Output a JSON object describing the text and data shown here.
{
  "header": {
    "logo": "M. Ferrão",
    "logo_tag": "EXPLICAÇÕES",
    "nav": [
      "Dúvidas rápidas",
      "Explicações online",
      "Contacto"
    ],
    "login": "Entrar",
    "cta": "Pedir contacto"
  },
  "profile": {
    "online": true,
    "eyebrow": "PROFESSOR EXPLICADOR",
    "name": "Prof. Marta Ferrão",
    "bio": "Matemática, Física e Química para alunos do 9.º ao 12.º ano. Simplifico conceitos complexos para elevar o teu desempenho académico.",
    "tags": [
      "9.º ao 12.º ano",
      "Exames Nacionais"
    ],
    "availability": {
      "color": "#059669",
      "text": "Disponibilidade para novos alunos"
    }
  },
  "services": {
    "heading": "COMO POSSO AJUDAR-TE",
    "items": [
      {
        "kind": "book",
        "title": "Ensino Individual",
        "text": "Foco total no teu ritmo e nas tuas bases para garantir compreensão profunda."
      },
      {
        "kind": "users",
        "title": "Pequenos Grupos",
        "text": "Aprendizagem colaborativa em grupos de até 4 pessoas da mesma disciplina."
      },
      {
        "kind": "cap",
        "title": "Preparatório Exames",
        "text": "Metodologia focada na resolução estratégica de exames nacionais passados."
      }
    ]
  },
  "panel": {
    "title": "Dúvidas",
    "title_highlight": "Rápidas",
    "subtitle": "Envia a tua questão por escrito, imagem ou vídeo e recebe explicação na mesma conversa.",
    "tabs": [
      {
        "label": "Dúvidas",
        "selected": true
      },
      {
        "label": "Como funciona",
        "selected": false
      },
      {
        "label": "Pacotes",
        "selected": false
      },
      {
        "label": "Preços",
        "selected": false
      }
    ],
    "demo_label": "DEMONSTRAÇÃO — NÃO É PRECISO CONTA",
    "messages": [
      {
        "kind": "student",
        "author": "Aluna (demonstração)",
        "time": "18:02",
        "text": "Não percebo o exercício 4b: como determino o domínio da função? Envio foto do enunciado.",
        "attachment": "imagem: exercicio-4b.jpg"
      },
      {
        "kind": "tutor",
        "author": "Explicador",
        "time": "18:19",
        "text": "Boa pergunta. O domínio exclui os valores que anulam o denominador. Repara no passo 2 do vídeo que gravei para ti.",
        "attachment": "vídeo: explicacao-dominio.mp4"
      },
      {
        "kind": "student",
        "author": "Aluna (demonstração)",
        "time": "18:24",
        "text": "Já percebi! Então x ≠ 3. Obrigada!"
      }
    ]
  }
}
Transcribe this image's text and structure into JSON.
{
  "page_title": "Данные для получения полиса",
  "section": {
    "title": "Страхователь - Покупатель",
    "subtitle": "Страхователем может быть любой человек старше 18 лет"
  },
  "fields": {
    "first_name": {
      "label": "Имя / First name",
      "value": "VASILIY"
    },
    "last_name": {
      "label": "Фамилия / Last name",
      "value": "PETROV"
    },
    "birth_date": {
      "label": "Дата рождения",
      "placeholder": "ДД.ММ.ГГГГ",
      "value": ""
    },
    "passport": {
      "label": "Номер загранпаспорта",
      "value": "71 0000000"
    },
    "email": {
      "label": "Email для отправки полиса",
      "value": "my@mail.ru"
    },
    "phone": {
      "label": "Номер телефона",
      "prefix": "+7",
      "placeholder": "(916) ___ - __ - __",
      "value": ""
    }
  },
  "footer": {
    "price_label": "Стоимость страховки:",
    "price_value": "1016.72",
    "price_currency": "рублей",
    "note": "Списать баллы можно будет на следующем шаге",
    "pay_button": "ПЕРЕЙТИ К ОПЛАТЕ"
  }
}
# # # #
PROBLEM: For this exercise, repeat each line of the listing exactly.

TASK OUTPUT:
Output a JSON object describing the text and data shown here.
{
  "header": {
    "logo": "M. Ferrão",
    "logo_tag": "EXPLICAÇÕES",
    "nav": [
      "Dúvidas rápidas",
      "Explicações online",
      "Contacto"
    ],
    "login": "Entrar",
    "cta": "Pedir contacto"
  },
  "profile": {
    "online": true,
    "eyebrow": "PROFESSOR EXPLICADOR",
    "name": "Prof. Marta Ferrão",
    "bio": "Matemática, Física e Química para alunos do 9.º ao 12.º ano. Simplifico conceitos complexos para elevar o teu desempenho académico.",
    "tags": [
      "9.º ao 12.º ano",
      "Exames Nacionais"
    ],
    "availability": {
      "color": "#059669",
      "text": "Disponibilidade para novos alunos"
    }
  },
  "services": {
    "heading": "COMO POSSO AJUDAR-TE",
    "items": [
      {
        "kind": "book",
        "title": "Ensino Individual",
        "text": "Foco total no teu ritmo e nas tuas bases para garantir compreensão profunda."
      },
      {
        "kind": "users",
        "title": "Pequenos Grupos",
        "text": "Aprendizagem colaborativa em grupos de até 4 pessoas da mesma disciplina."
      },
      {
        "kind": "cap",
        "title": "Preparatório Exames",
        "text": "Metodologia focada na resolução estratégica de exames nacionais passados."
      }
    ]
  },
  "panel": {
    "title": "Dúvidas",
    "title_highlight": "Rápidas",
    "subtitle": "Envia a tua questão por escrito, imagem ou vídeo e recebe explicação na mesma conversa.",
    "tabs": [
      {
        "label": "Dúvidas",
        "selected": true
      },
      {
        "label": "Como funciona",
        "selected": false
      },
      {
        "label": "Pacotes",
        "selected": false
      },
      {
        "label": "Preços",
        "selected": false
      }
    ],
    "demo_label": "DEMONSTRAÇÃO — NÃO É PRECISO CONTA",
    "messages": [
      {
        "kind": "student",
        "author": "Aluna (demonstração)",
        "time": "18:02",
        "text": "Não percebo o exercício 4b: como determino o domínio da função? Envio foto do enunciado.",
        "attachment": "imagem: exercicio-4b.jpg"
      },
      {
        "kind": "tutor",
        "author": "Explicador",
        "time": "18:19",
        "text": "Boa pergunta. O domínio exclui os valores que anulam o denominador. Repara no passo 2 do vídeo que gravei para ti.",
        "attachment": "vídeo: explicacao-dominio.mp4"
      },
      {
        "kind": "student",
        "author": "Aluna (demonstração)",
        "time": "18:24",
        "text": "Já percebi! Então x ≠ 3. Obrigada!"
      }
    ]
  }
}
Transcribe this image's text and structure into JSON.
{
  "page_title": "Данные для получения полиса",
  "section": {
    "title": "Страхователь - Покупатель",
    "subtitle": "Страхователем может быть любой человек старше 18 лет"
  },
  "fields": {
    "first_name": {
      "label": "Имя / First name",
      "value": "VASILIY"
    },
    "last_name": {
      "label": "Фамилия / Last name",
      "value": "PETROV"
    },
    "birth_date": {
      "label": "Дата рождения",
      "placeholder": "ДД.ММ.ГГГГ",
      "value": ""
    },
    "passport": {
      "label": "Номер загранпаспорта",
      "value": "71 0000000"
    },
    "email": {
      "label": "Email для отправки полиса",
      "value": "my@mail.ru"
    },
    "phone": {
      "label": "Номер телефона",
      "prefix": "+7",
      "placeholder": "(916) ___ - __ - __",
      "value": ""
    }
  },
  "footer": {
    "price_label": "Стоимость страховки:",
    "price_value": "1016.72",
    "price_currency": "рублей",
    "note": "Списать баллы можно будет на следующем шаге",
    "pay_button": "ПЕРЕЙТИ К ОПЛАТЕ"
  }
}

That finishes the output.